Kamoli is in custody and two of his key allies, Sechele and Hashatsi are dead but the bulk of the people who oversee the LDF now are tainted. Several senior officers who were not involved in the rebellion have just been released from Maximum Prison; others who were in exile have just arrived; and there are those other officers who had been tortured to implicate their colleagues who have now written to the Prime Minister indicating that their confessions were induced by violence. All the above categories are now on leave. The only group which is still in the barracks is those who were part of the militia and those who were intimidated to go along with the militia’s plans. It stands to reason that the rebellion has been pacified rather than suppressed. True in the face of the murder of Motšomotšo the militia’s belligerence has subsided.
The police so far have done a good job arresting some of the suspects in the crimes which have been committed. As of now, no suspects have been held about the murder of Lt. General Mahao; no suspects also have been arrested for the attempted coup of 30th August 2014. These are the test of the cooperation of the LDF with the police. The militia cannot arrest itself. The strategy so far has been to go around the main culprits rather than to confront those who run LDF.
The Contingent Force as we are aware has been tasked to work with rather than replace the LDF. It is a force which will act as a deterrent to the militia as security sector reforms are undertaken and as the SADC decisions are implemented. The reforms cannot be done with the gun held against the government head. That is a major reason for the deployment. It must be emphasised that the deployment is an anti-dote against rebellion.
The understanding which people like Cyril Ramaphosa has held that Lesotho problems are largely political is fundamentally flawed. Political problems exist in every country including South Africa. But the South African Defence Force has not rebelled against the government or got involved in political contestations. The lessons of 2015 where Lesotho went to hold elections before a rebellion was supressed has directly led to the current crisis which has seen lawlessness became the order of the day. It is important to fully understand that the major issue facing Lesotho is security. The differences amongst political actors can always be solved.
The Contingent Force is also according to SADC, is expected to mentor the Lesotho forces out of political activism into professionalism. It is sad therefore when people for either lack of understanding of the issues or opportunism begin to argue that there is no need for the Contingent Force. If Motšomotšo can be assassinated by his senior officers, what would stop the others to continue with the rebellion? Let me conclude by rejecting outright the view that Lesotho can solve its own problems and does not need a military intervention. It is a dangerous view like those which have ensured that from 2014 this country has been ungovernable. If the LDF cannot be reformed, it may need to be disbanded.
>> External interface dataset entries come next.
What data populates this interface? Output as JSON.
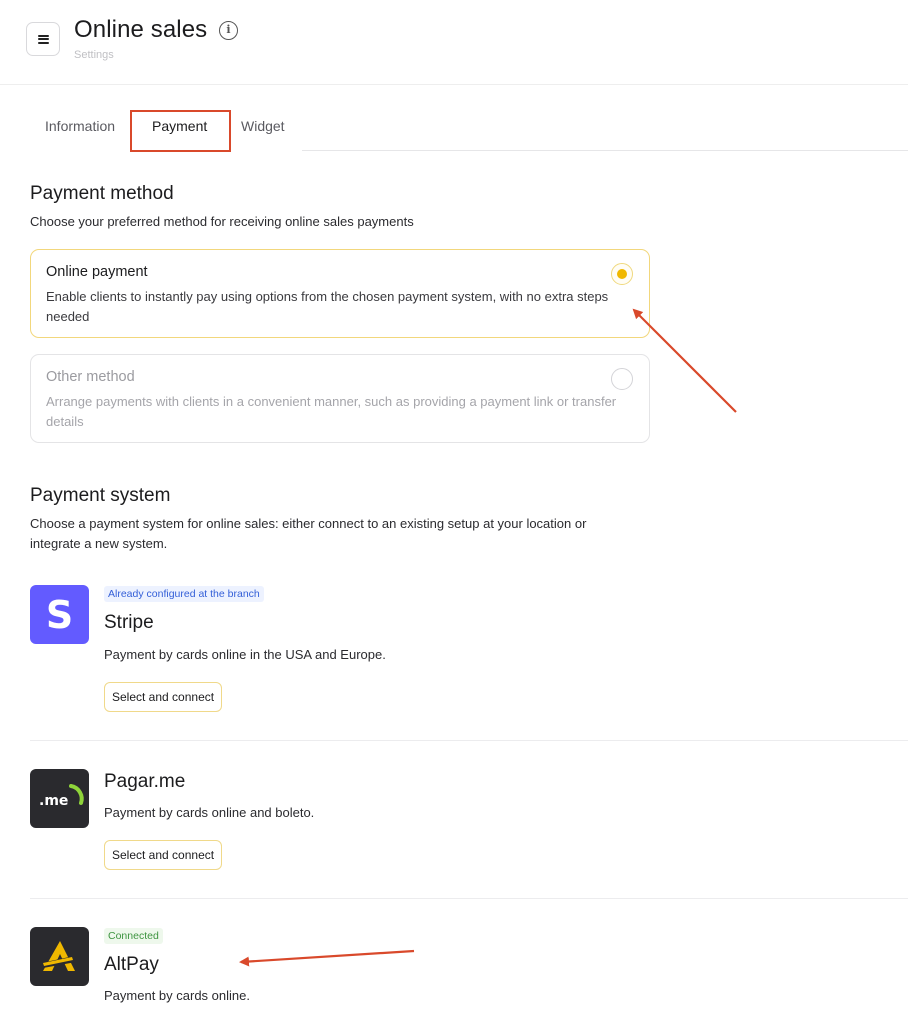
{
  "header": {
    "title": "Online sales",
    "subtitle": "Settings",
    "menu_icon": "menu-icon",
    "info_icon": "info-icon"
  },
  "tabs": [
    {
      "label": "Information",
      "active": false
    },
    {
      "label": "Payment",
      "active": true
    },
    {
      "label": "Widget",
      "active": false
    }
  ],
  "payment_method": {
    "heading": "Payment method",
    "description": "Choose your preferred method for receiving online sales payments",
    "options": [
      {
        "title": "Online payment",
        "description": "Enable clients to instantly pay using options from the chosen payment system, with no extra steps needed",
        "selected": true
      },
      {
        "title": "Other method",
        "description": "Arrange payments with clients in a convenient manner, such as providing a payment link or transfer details",
        "selected": false
      }
    ]
  },
  "payment_system": {
    "heading": "Payment system",
    "description": "Choose a payment system for online sales: either connect to an existing setup at your location or integrate a new system.",
    "providers": [
      {
        "name": "Stripe",
        "badge": "Already configured at the branch",
        "description": "Payment by cards online in the USA and Europe.",
        "button": "Select and connect",
        "logo_text": "S"
      },
      {
        "name": "Pagar.me",
        "badge": "",
        "description": "Payment by cards online and boleto.",
        "button": "Select and connect",
        "logo_text": ".me"
      },
      {
        "name": "AltPay",
        "badge": "Connected",
        "description": "Payment by cards online.",
        "button": ""
      }
    ]
  },
  "colors": {
    "accent": "#f0b800",
    "annotation": "#d9492b",
    "stripe_brand": "#635bff",
    "badge_blue": "#3560d8",
    "badge_green": "#3e9440"
  }
}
For Rt. Honourable Lt. General Kamoli, psc, MMG, MMD, MMMS, MSM, SADCM, JP I welcome you to the real world where people account for their crimes. I wish you a quick trial without the need to buy a freezer suit as you had advised Captain Seabata Chaka at the Maximum-Security Prison when he complained about the cold and ill health!